Now that that's situated, I have to worry about whether the treatment will work, how I'll react to it, etc..... Sigh.
Good for you on taking care of the situation. It will be best for you to stay away from your child and husband for a week. My husband just came back to our bed for the first time in 2 weeks because he was worried.
I like you am worried if the treatment will work? I go back to the doctor tomorrow morning to get the results of my body scan. I know my body did not take to well to the radiation cause it did go into my salavary glands and now all the food I eat tastes bland. You keep your spirit up and you will get threw this!
good for you darksuns. It will al be over before you know it.
K2kids your body did take the raidation cause the salivary glands and your taste buds are affected. I took about a month after RAI foir food to taste good again.
Don't forget to take your laptop so you can keep us updated on how you're doing. Hope you got plenty of gloves. I went thru tons of them from having to go to the bathroom so much in order to flush out your system.
You could by really cheap flat sheets(I bought mine at Wal-Mart) to put over the furniture instead of plastic. That might be a little more comfortable.
Also take hard candies to suck on for you saliva glands. Sour candies are usually recommended.
Just a tip- my teeth felt "hairy" after my RAI treatment:. Rinse your mouth out with baking soda and water 3 times a day. It helps very much and also helped get my taste back. This can be harmrul to your teeth.
Copyright 1994-2016 MedHelp International. All rights reserved.
MedHelp is a division of Aptus Health.
This site complies with the HONcode standard for trustworthy health information.

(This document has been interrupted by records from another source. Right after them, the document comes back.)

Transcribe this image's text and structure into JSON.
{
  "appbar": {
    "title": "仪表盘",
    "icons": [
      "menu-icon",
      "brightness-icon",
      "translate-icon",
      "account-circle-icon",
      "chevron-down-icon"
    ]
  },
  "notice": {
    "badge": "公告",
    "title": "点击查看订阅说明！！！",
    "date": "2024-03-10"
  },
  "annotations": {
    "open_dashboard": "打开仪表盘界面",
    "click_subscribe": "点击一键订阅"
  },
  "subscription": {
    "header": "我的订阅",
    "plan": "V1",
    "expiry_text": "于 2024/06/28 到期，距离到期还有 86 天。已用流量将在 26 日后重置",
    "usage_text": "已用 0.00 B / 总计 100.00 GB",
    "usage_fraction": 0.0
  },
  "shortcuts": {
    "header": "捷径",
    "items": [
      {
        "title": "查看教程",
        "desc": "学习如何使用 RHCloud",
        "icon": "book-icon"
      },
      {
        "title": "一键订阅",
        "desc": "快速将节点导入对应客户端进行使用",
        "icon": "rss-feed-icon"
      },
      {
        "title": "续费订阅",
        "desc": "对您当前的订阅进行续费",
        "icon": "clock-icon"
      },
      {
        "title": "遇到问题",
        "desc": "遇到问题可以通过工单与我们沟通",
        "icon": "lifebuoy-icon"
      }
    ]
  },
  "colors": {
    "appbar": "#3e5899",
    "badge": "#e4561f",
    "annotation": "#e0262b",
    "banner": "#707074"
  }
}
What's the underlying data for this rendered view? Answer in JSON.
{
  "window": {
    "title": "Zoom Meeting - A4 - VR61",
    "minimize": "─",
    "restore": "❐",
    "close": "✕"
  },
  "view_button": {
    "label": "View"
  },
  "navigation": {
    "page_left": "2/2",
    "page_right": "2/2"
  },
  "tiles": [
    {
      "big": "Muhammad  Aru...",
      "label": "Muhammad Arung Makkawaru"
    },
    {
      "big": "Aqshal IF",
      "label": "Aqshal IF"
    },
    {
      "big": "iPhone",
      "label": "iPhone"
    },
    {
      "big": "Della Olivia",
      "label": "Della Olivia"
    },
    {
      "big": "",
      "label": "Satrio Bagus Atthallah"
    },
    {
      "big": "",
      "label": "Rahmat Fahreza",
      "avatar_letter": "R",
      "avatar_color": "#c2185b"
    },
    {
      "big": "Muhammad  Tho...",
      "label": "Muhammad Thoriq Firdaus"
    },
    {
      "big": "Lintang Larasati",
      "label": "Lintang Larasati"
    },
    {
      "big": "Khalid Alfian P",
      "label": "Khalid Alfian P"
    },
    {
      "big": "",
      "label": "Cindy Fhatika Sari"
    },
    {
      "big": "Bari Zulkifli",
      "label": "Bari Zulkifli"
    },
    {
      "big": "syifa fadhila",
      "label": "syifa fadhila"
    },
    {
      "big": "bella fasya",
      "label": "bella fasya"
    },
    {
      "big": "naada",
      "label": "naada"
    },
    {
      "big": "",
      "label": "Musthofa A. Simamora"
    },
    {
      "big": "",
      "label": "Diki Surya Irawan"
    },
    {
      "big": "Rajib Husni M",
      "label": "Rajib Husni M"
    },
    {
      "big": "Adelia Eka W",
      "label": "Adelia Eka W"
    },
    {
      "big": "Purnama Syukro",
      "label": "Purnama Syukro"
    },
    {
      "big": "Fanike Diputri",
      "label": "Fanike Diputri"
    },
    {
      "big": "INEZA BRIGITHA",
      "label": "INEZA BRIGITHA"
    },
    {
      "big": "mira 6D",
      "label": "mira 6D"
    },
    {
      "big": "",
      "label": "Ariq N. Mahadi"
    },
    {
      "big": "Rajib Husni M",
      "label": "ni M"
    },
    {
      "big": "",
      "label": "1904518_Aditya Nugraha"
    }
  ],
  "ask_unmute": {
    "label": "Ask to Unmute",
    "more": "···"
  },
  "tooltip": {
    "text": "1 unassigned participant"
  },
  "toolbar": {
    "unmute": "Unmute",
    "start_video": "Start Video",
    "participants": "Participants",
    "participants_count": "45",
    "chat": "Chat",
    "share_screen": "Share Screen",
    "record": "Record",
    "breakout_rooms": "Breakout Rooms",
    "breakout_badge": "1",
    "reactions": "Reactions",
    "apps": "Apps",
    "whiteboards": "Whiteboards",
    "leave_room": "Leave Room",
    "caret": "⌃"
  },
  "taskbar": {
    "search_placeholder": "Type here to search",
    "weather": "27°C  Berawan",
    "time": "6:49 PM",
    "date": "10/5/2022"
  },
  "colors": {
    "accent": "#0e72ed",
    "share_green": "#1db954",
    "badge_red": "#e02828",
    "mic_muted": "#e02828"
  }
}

The Content on this Site is presented in a summary fashion, and is intended to be used for educational and entertainment purposes only. It is not intended to be and should not be interpreted as medical advice or a diagnosis of any health or fitness problem, condition or disease; or a recommendation for a specific test, doctor, care provider, procedure, treatment plan, product, or course of action. Med Help International, Inc. is not a medical or healthcare provider and your use of this Site does not create a doctor / patient relationship. We disclaim all responsibility for the professional qualifications and licensing of, and services provided by, any physician or other health providers posting on or otherwise referred to on this Site and/or any Third Party Site. Never disregard the medical advice of your physician or health professional, or delay in seeking such advice, because of something you read on this Site. We offer this Site AS IS and without any warranties. By using this Site you agree to the following Terms and Conditions. If you think you may have a medical emergency, call your physician or 911 immediately.